To my dear grandchildren,

North American Flying Squirrels - Part 1

"Be ye glad and rejoice forever in that which I create."
(Isaiah 65:18)

While there are many flying squirrels in lands south of the equator, there are only two look-alike varieties in North America.  The northern lives mostly in Canada and is about the size of a common gray squirrel.  The southern is slightly smaller and lives in the forests of the eastern United States.

Their name in Latin means "gray mouse that flies," and because of their amazing movements through the air, in some places they are known as "fairy diddles."  Actually, a more realistic name would be "gliding squirrels," for they do not actually fly but, as we will explain in the next article, they have special bodies which enable them to make gliding leaps between trees.  A flying squirrel can typically glide up to 150 feet. 

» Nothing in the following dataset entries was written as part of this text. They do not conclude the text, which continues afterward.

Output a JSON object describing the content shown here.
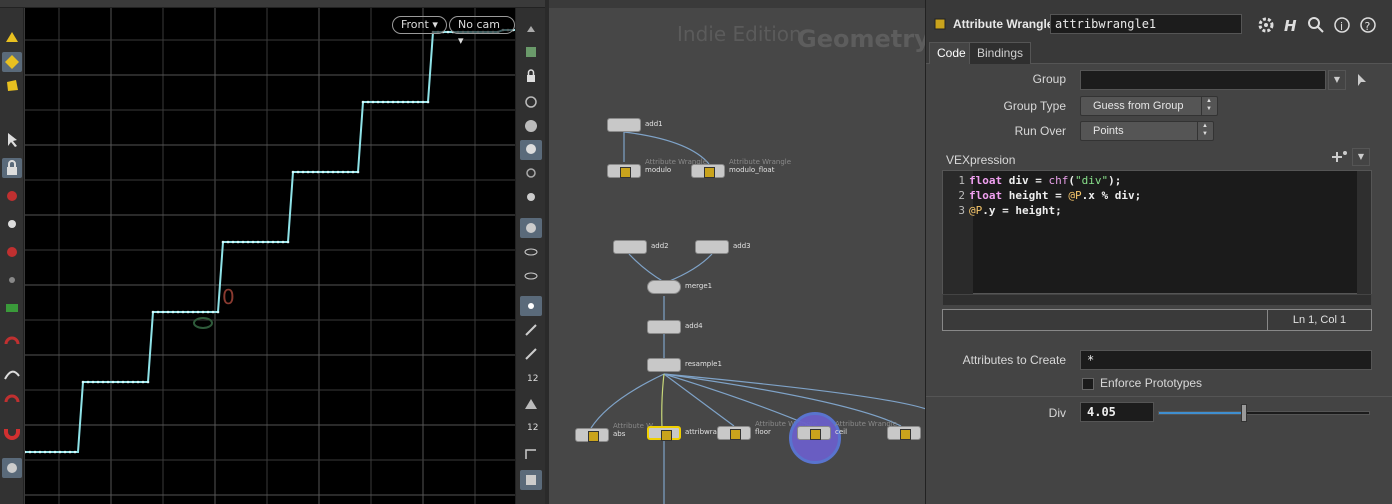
{
  "viewport": {
    "view_label": "Front",
    "camera_label": "No cam",
    "markers": {
      "zero_text": "0",
      "o_text": "0"
    }
  },
  "network": {
    "watermark_edition": "Indie Edition",
    "watermark_context": "Geometry",
    "nodes": [
      {
        "id": "add1",
        "name": "add1",
        "sub": "",
        "type": "add"
      },
      {
        "id": "modulo",
        "name": "modulo",
        "sub": "Attribute Wrangle",
        "type": "wrangle"
      },
      {
        "id": "modulo_float",
        "name": "modulo_float",
        "sub": "Attribute Wrangle",
        "type": "wrangle"
      },
      {
        "id": "add2",
        "name": "add2",
        "sub": "",
        "type": "add"
      },
      {
        "id": "add3",
        "name": "add3",
        "sub": "",
        "type": "add"
      },
      {
        "id": "merge1",
        "name": "merge1",
        "sub": "",
        "type": "merge"
      },
      {
        "id": "add4",
        "name": "add4",
        "sub": "",
        "type": "add"
      },
      {
        "id": "resample1",
        "name": "resample1",
        "sub": "",
        "type": "add"
      },
      {
        "id": "abs",
        "name": "abs",
        "sub": "Attribute W",
        "type": "wrangle"
      },
      {
        "id": "attribwrangle1",
        "name": "attribwran",
        "sub": "",
        "type": "wrangle"
      },
      {
        "id": "floor",
        "name": "floor",
        "sub": "Attribute Wrangle",
        "type": "wrangle"
      },
      {
        "id": "ceil",
        "name": "ceil",
        "sub": "Attribute Wrangle",
        "type": "wrangle"
      },
      {
        "id": "unnamed",
        "name": "",
        "sub": "",
        "type": "wrangle"
      }
    ]
  },
  "params": {
    "node_type": "Attribute Wrangle",
    "node_name": "attribwrangle1",
    "tabs": [
      "Code",
      "Bindings"
    ],
    "active_tab": "Code",
    "group_label": "Group",
    "group_value": "",
    "group_type_label": "Group Type",
    "group_type_value": "Guess from Group",
    "run_over_label": "Run Over",
    "run_over_value": "Points",
    "vex_label": "VEXpression",
    "code_lines": [
      {
        "n": "1",
        "parts": [
          [
            "kw",
            "float"
          ],
          [
            "tx",
            " div = "
          ],
          [
            "fn",
            "chf"
          ],
          [
            "tx",
            "("
          ],
          [
            "str",
            "\"div\""
          ],
          [
            "tx",
            ");"
          ]
        ]
      },
      {
        "n": "2",
        "parts": [
          [
            "kw",
            "float"
          ],
          [
            "tx",
            " height = "
          ],
          [
            "attr",
            "@P"
          ],
          [
            "tx",
            ".x % div;"
          ]
        ]
      },
      {
        "n": "3",
        "parts": [
          [
            "attr",
            "@P"
          ],
          [
            "tx",
            ".y = height;"
          ]
        ]
      }
    ],
    "cursor_pos": "Ln 1, Col 1",
    "attrs_to_create_label": "Attributes to Create",
    "attrs_to_create_value": "*",
    "enforce_prototypes_label": "Enforce Prototypes",
    "enforce_prototypes_checked": false,
    "div_label": "Div",
    "div_value": "4.05",
    "div_slider_fraction": 0.405
  },
  "icons": [
    "gear-icon",
    "help-h-icon",
    "search-icon",
    "info-icon",
    "question-icon",
    "pin-arrow-icon",
    "add-spare-icon"
  ],
  "colors": {
    "curve": "#8fe3e8",
    "grid": "#3a3a3a",
    "selected_node": "#f0d000",
    "current_halo": "#6b5fc9",
    "slider_fill": "#3f8fd0"
  }
}
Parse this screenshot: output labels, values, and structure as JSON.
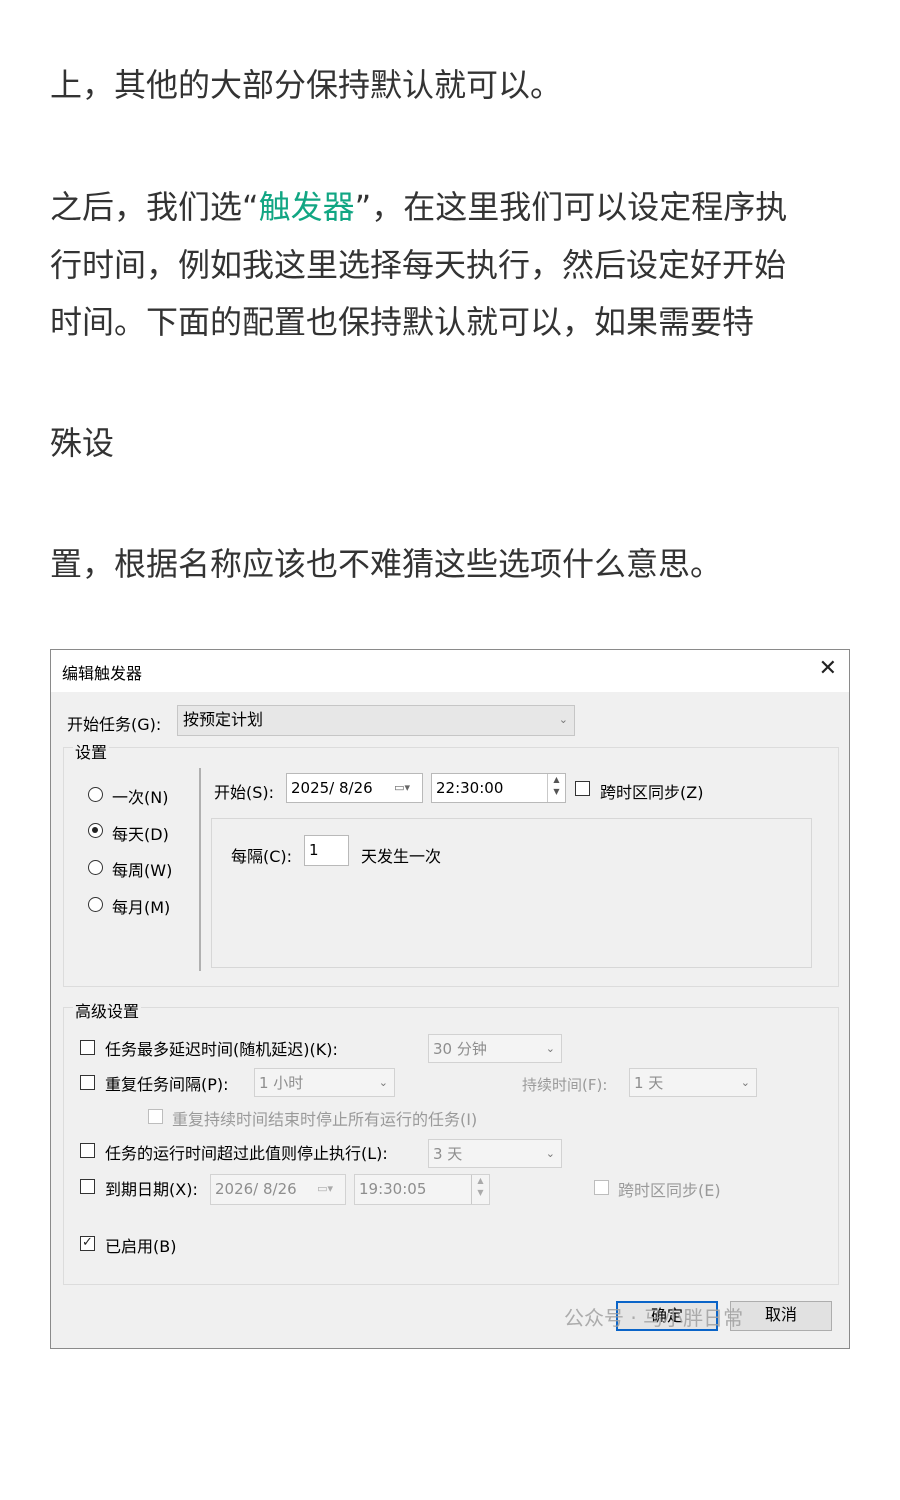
{
  "article": {
    "line1": "上，其他的大部分保持默认就可以。",
    "line2_pre": "之后，我们选“",
    "line2_hl": "触发器",
    "line2_post": "”，在这里我们可以设定程序执",
    "line3": "行时间，例如我这里选择每天执行，然后设定好开始",
    "line4": "时间。下面的配置也保持默认就可以，如果需要特",
    "line5": "殊设",
    "line6": "置，根据名称应该也不难猜这些选项什么意思。"
  },
  "dialog": {
    "title": "编辑触发器",
    "close_glyph": "✕",
    "start_task_label": "开始任务(G):",
    "start_task_value": "按预定计划",
    "settings_title": "设置",
    "schedule_options": [
      {
        "label": "一次(N)",
        "selected": false
      },
      {
        "label": "每天(D)",
        "selected": true
      },
      {
        "label": "每周(W)",
        "selected": false
      },
      {
        "label": "每月(M)",
        "selected": false
      }
    ],
    "start_label": "开始(S):",
    "start_date": "2025/  8/26",
    "start_time": "22:30:00",
    "sync_tz_label": "跨时区同步(Z)",
    "recur_label": "每隔(C):",
    "recur_value": "1",
    "recur_unit": "天发生一次",
    "advanced_title": "高级设置",
    "delay_label": "任务最多延迟时间(随机延迟)(K):",
    "delay_value": "30 分钟",
    "repeat_label": "重复任务间隔(P):",
    "repeat_value": "1 小时",
    "duration_label": "持续时间(F):",
    "duration_value": "1 天",
    "stop_all_label": "重复持续时间结束时停止所有运行的任务(I)",
    "stop_exceed_label": "任务的运行时间超过此值则停止执行(L):",
    "stop_exceed_value": "3 天",
    "expire_label": "到期日期(X):",
    "expire_date": "2026/  8/26",
    "expire_time": "19:30:05",
    "expire_sync_label": "跨时区同步(E)",
    "enabled_label": "已启用(B)",
    "enabled_checked": true,
    "ok_label": "确定",
    "cancel_label": "取消",
    "watermark": "公众号 · 马小胖日常"
  },
  "colors": {
    "highlight": "#11a683",
    "focus_border": "#0a64c8"
  }
}
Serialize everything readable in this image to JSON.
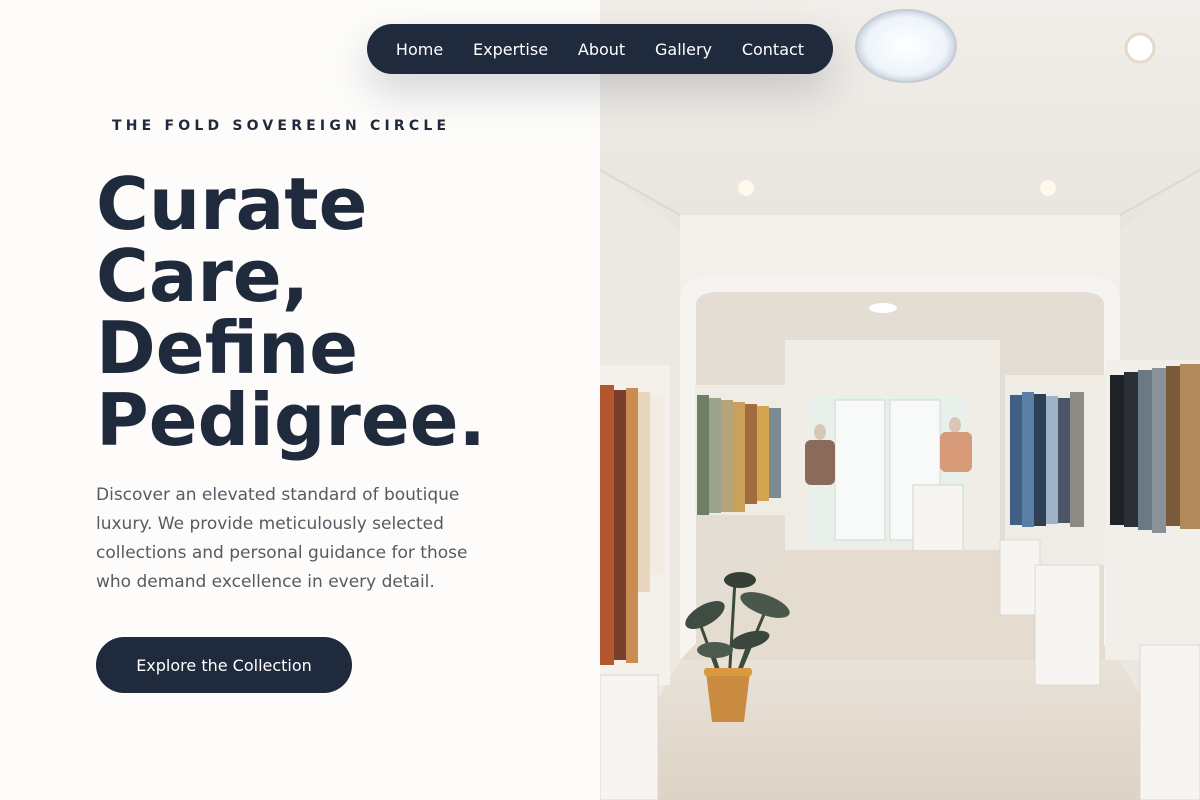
{
  "nav": {
    "items": [
      {
        "label": "Home"
      },
      {
        "label": "Expertise"
      },
      {
        "label": "About"
      },
      {
        "label": "Gallery"
      },
      {
        "label": "Contact"
      }
    ]
  },
  "hero": {
    "eyebrow": "THE FOLD SOVEREIGN CIRCLE",
    "headline": [
      "Curate",
      "Care,",
      "Define",
      "Pedigree."
    ],
    "description": "Discover an elevated standard of boutique luxury. We provide meticulously selected collections and personal guidance for those who demand excellence in every detail.",
    "cta_label": "Explore the Collection"
  },
  "image": {
    "subject": "boutique clothing store interior with racks of garments, mannequins and a potted plant"
  }
}
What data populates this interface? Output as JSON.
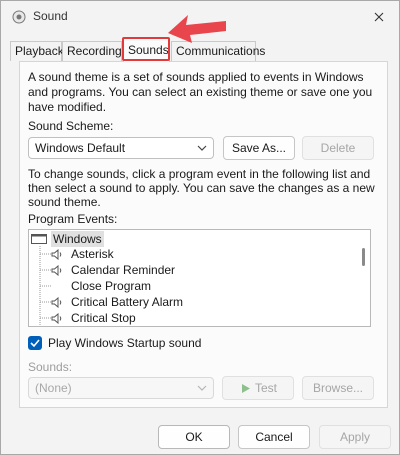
{
  "window": {
    "title": "Sound",
    "close_icon": "close-icon"
  },
  "tabs": [
    {
      "label": "Playback",
      "active": false
    },
    {
      "label": "Recording",
      "active": false
    },
    {
      "label": "Sounds",
      "active": true
    },
    {
      "label": "Communications",
      "active": false
    }
  ],
  "sounds": {
    "description": [
      "A sound theme is a set of sounds applied to events in Windows",
      "and programs.  You can select an existing theme or save one you",
      "have modified."
    ],
    "scheme_label": "Sound Scheme:",
    "scheme_value": "Windows Default",
    "save_as_label": "Save As...",
    "delete_label": "Delete",
    "instructions": [
      "To change sounds, click a program event in the following list and",
      "then select a sound to apply.  You can save the changes as a new",
      "sound theme."
    ],
    "events_label": "Program Events:",
    "events": [
      {
        "label": "Windows",
        "level": 0,
        "has_sound": false
      },
      {
        "label": "Asterisk",
        "level": 1,
        "has_sound": true
      },
      {
        "label": "Calendar Reminder",
        "level": 1,
        "has_sound": true
      },
      {
        "label": "Close Program",
        "level": 1,
        "has_sound": false
      },
      {
        "label": "Critical Battery Alarm",
        "level": 1,
        "has_sound": true
      },
      {
        "label": "Critical Stop",
        "level": 1,
        "has_sound": true
      }
    ],
    "startup_label": "Play Windows Startup sound",
    "startup_checked": true,
    "sounds_label": "Sounds:",
    "sound_value": "(None)",
    "test_label": "Test",
    "browse_label": "Browse..."
  },
  "footer": {
    "ok_label": "OK",
    "cancel_label": "Cancel",
    "apply_label": "Apply"
  },
  "colors": {
    "accent": "#005fb8",
    "highlight_red": "#e23a3a"
  }
}
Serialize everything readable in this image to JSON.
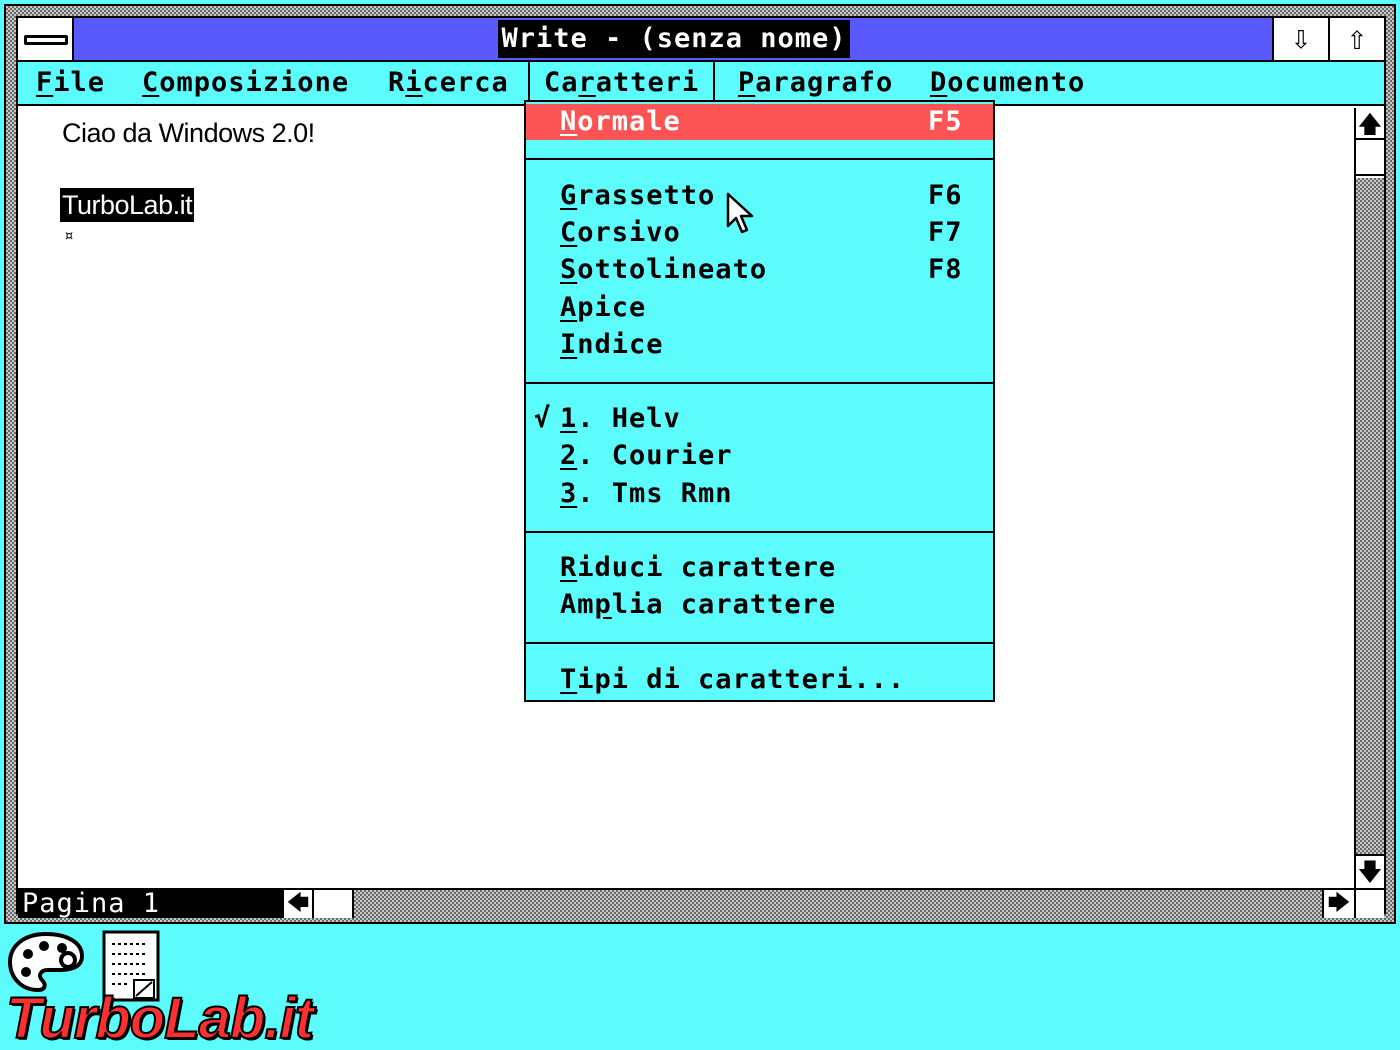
{
  "window": {
    "title": "Write - (senza nome)"
  },
  "menubar": {
    "items": [
      {
        "label": "File",
        "mnemonic": "F",
        "rest": "ile"
      },
      {
        "label": "Composizione",
        "mnemonic": "C",
        "rest": "omposizione"
      },
      {
        "label": "Ricerca",
        "pre": "R",
        "mnemonic": "i",
        "rest": "cerca"
      },
      {
        "label": "Caratteri",
        "pre": "Ca",
        "mnemonic": "r",
        "rest": "atteri"
      },
      {
        "label": "Paragrafo",
        "mnemonic": "P",
        "rest": "aragrafo"
      },
      {
        "label": "Documento",
        "mnemonic": "D",
        "rest": "ocumento"
      }
    ]
  },
  "document": {
    "line1": "Ciao da Windows 2.0!",
    "line2": "TurboLab.it",
    "end_mark": "¤"
  },
  "status": {
    "page": "Pagina  1"
  },
  "dropdown": {
    "normale": {
      "mnemonic": "N",
      "rest": "ormale",
      "accel": "F5"
    },
    "grassetto": {
      "mnemonic": "G",
      "rest": "rassetto",
      "accel": "F6"
    },
    "corsivo": {
      "mnemonic": "C",
      "rest": "orsivo",
      "accel": "F7"
    },
    "sottolineato": {
      "mnemonic": "S",
      "rest": "ottolineato",
      "accel": "F8"
    },
    "apice": {
      "mnemonic": "A",
      "rest": "pice"
    },
    "indice": {
      "mnemonic": "I",
      "rest": "ndice"
    },
    "fonts": [
      {
        "mnemonic": "1",
        "rest": ". Helv",
        "checked": true
      },
      {
        "mnemonic": "2",
        "rest": ". Courier",
        "checked": false
      },
      {
        "mnemonic": "3",
        "rest": ". Tms Rmn",
        "checked": false
      }
    ],
    "check_mark": "√",
    "riduci": {
      "mnemonic": "R",
      "rest": "iduci carattere"
    },
    "amplia": {
      "pre": "Am",
      "mnemonic": "p",
      "rest": "lia carattere"
    },
    "tipi": {
      "mnemonic": "T",
      "rest": "ipi di caratteri..."
    }
  },
  "icons": {
    "minimize": "⇩",
    "maximize": "⇧",
    "scroll_up": "🡅",
    "scroll_down": "🡇",
    "scroll_left": "🡄",
    "scroll_right": "🡆"
  },
  "watermark": "TurboLab.it",
  "colors": {
    "desktop": "#5cfcfc",
    "titlebar": "#5a5afc",
    "menu_highlight": "#fc5454"
  }
}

Unlike the gray and red squirrels which are active during the day time and which are familiar to most of us, both of the North American "flyers" are active at night.  This is why they are seldom seen, and people are often unaware that they are in the neighbourhood.     

These squirrels do not hibernate, but if the weather gets unusually cold, a dozen or more will keep warm by snuggling together in a nest.  Once the weather warms up, they resume their activities.

These closely related animals are alike in many ways.  They all tend to have grayish-brown  backs and white underparts.  Their pretty fur is thick and silky, and their chins have long whiskers.  They all have flat tails nearly equal in length to their bodies, large ears, and big black eyes.  It is plain to see how the Creator wisely provided these features to help them in their manner of nighttime activity.

They are playful creatures, chasing each other from tree to tree or scampering up the trunk, accompanied by loud squeals.  When gathering nuts, they sometimes stop their work and bat some around, apparently just for the fun of it.  In fact, seeing their different playful ways, they seem to be one of of the few animals that get much pleasure out of all that the Creator has done for them.  They don't seem to take life seriously and have been seen exchanging what appear to be kisses with their companions.  However, on rare occasions when they become irritated, one might be spotted stamping its feet like a spoiled little child or lying on its back kicking its feet in the air as if to pummel a real or imagined enemy.

In many Bible verses, the wonders of the Lord God's creation are spoken of, such as the words of King David: "I will praise Thee, O Lord, with my whole heart; I will show forth all Thy marvelous works" (Psalm 9:1).  There is real joy for all who, like King David, do this with their whole heart.  Do you?  (To be continued)  

Love you all,
Grandpa